U.S. President George W. Bush did not have a goodday at the Sydney Opera House.

He had only reached the third sentence of Friday's speech to business executives on the sidelines of the Asia-Pacific Economic Co-operation forum when hemade his first slip.

"Thank you for being such a fine host for the OPEC summit," hesaid to Australian Prime Minister John Howard.

Oops, that would be APEC, the annual meeting of leaders from 21 Pacific Rim nations, not OPEC, the cartel of 12 major oil producers.

Bush quickly corrected himself. "APEC summit," he said forcefully, joking that Howard had invited him to the OPEC summit next year (for the record, an impossibility, since neither Australia nor the U.S. are OPEC members).

The U.S. president's nextslip went uncorrected — by him, anyway.

Talking about Howard's visit to Iraq last year to thank his country's soldiers serving there, Bush called them "Austrian troops."

White Houserelocates 'Austrian' troops

That one was fixed for him. Though tapes of the speech clearly show him saying "Austrian," the official text released by the White Housemade it"Australian."

Then, speech done, Bush confidently headed out the wrong way.

He strode away from the lectern on a path that would have sent him over a steep drop. Howard and others redirected him to centre stage, where there were steps leading down to the floor of the theatre.

The event had inauspicious beginnings. Bush started 10 minutes late so that APEC workers could hustle people out of the theatre's balcony seating to fill the many empty portions of the main orchestra section below, which is most visible on camera.

Even resettled, the audience remained quiet throughout his remarks, applauding only when he was finished.
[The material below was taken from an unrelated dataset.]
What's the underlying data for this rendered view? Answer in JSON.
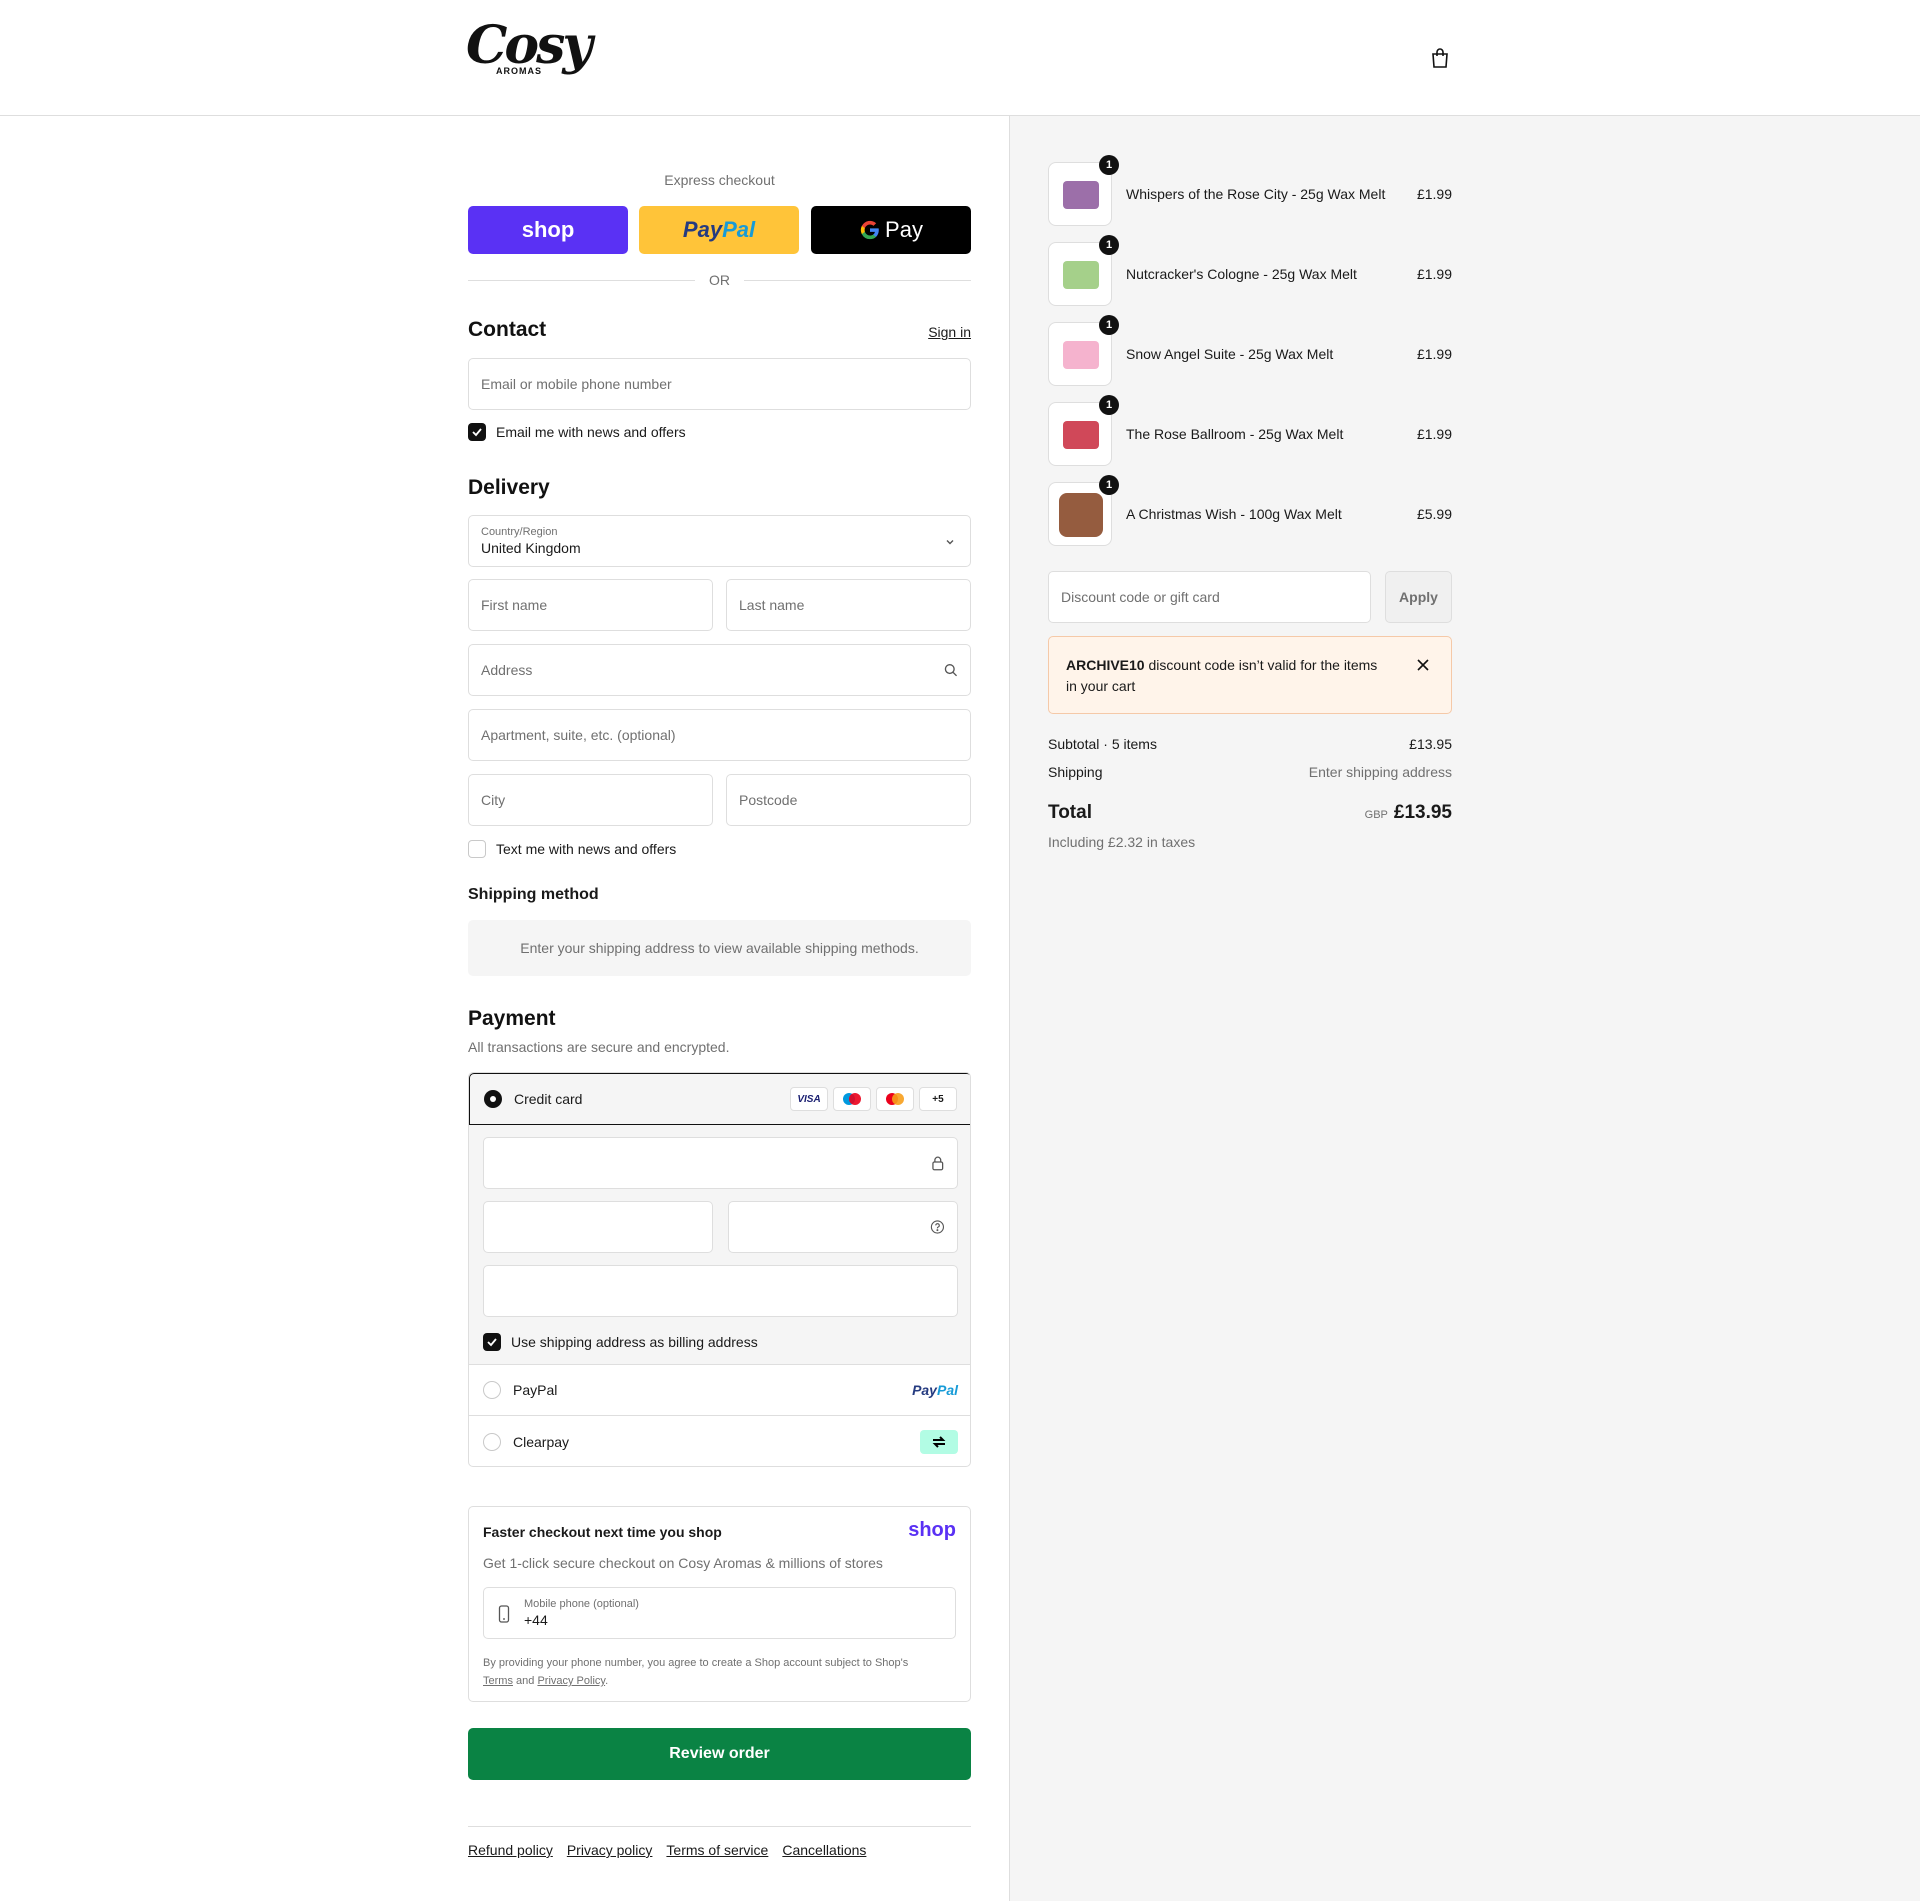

Alogistical glitch added to the woes.APEC security workers would not let members of the media who travel in Bush's motorcadeenter the Opera House with him, even though they are extensively screened and guarded by the U.S. Secret Service and routinelyaccompany him into public events.
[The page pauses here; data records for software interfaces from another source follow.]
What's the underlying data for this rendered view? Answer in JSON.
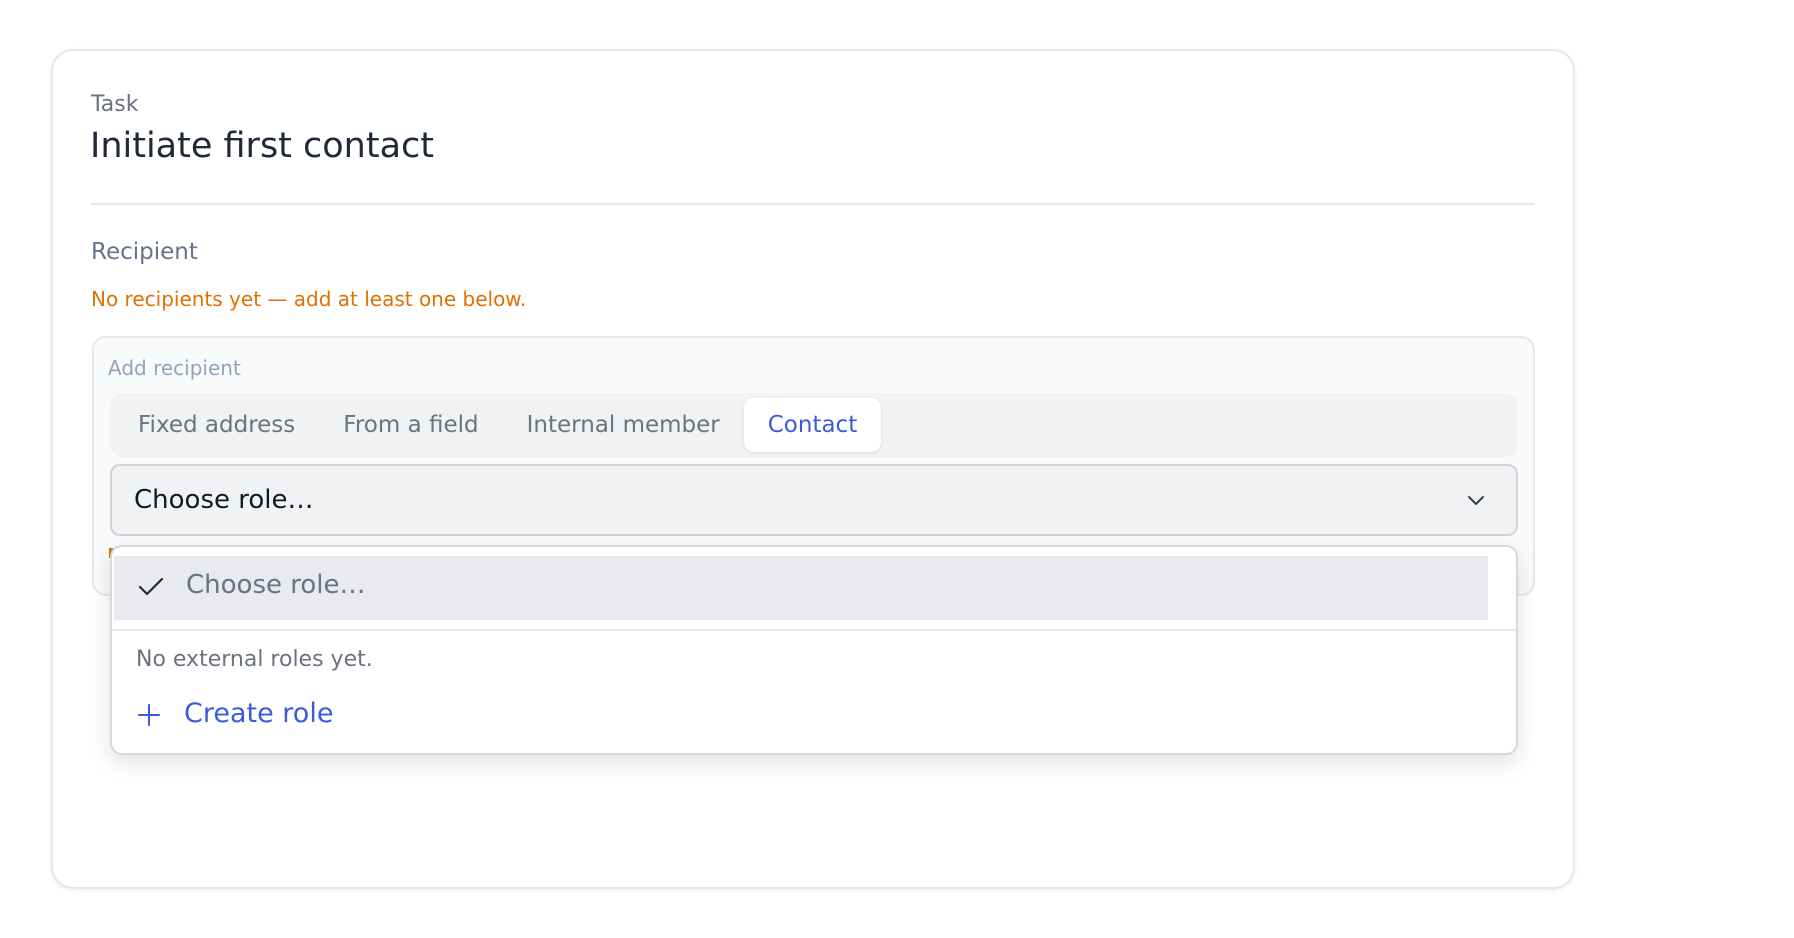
{
  "task": {
    "label": "Task",
    "title": "Initiate first contact"
  },
  "recipient": {
    "label": "Recipient",
    "warning": "No recipients yet — add at least one below.",
    "add_label": "Add recipient",
    "tabs": [
      {
        "label": "Fixed address",
        "active": false
      },
      {
        "label": "From a field",
        "active": false
      },
      {
        "label": "Internal member",
        "active": false
      },
      {
        "label": "Contact",
        "active": true
      }
    ],
    "select": {
      "value": "Choose role…"
    },
    "dropdown": {
      "selected_option": "Choose role…",
      "empty_note": "No external roles yet.",
      "create_label": "Create role"
    }
  },
  "colors": {
    "accent": "#3b5bdb",
    "warning": "#e07000",
    "border": "#e5e7eb"
  },
  "icons": {
    "select": "chevron-down-icon",
    "selected_option": "check-icon",
    "create": "plus-icon"
  }
}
As a result, while Bush spoke, the travelling media cooled its heels outside the landmark Opera House, shooting pictures and watching boats in the harbour.